Stored items

____

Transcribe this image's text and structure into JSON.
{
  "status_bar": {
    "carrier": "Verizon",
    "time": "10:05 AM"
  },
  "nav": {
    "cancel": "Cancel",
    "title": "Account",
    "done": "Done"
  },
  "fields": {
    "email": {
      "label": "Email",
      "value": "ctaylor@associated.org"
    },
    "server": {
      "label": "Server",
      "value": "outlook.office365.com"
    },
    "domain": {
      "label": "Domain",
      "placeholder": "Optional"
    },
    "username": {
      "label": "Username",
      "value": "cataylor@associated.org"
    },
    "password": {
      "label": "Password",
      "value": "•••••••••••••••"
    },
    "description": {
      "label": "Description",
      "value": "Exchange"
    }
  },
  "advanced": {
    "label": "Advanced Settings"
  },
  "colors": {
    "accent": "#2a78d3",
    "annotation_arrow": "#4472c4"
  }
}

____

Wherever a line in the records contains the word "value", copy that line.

# Reply
      "value": "ctaylor@associated.org"
      "value": "outlook.office365.com"
      "value": "cataylor@associated.org"
      "value": "•••••••••••••••"
      "value": "Exchange"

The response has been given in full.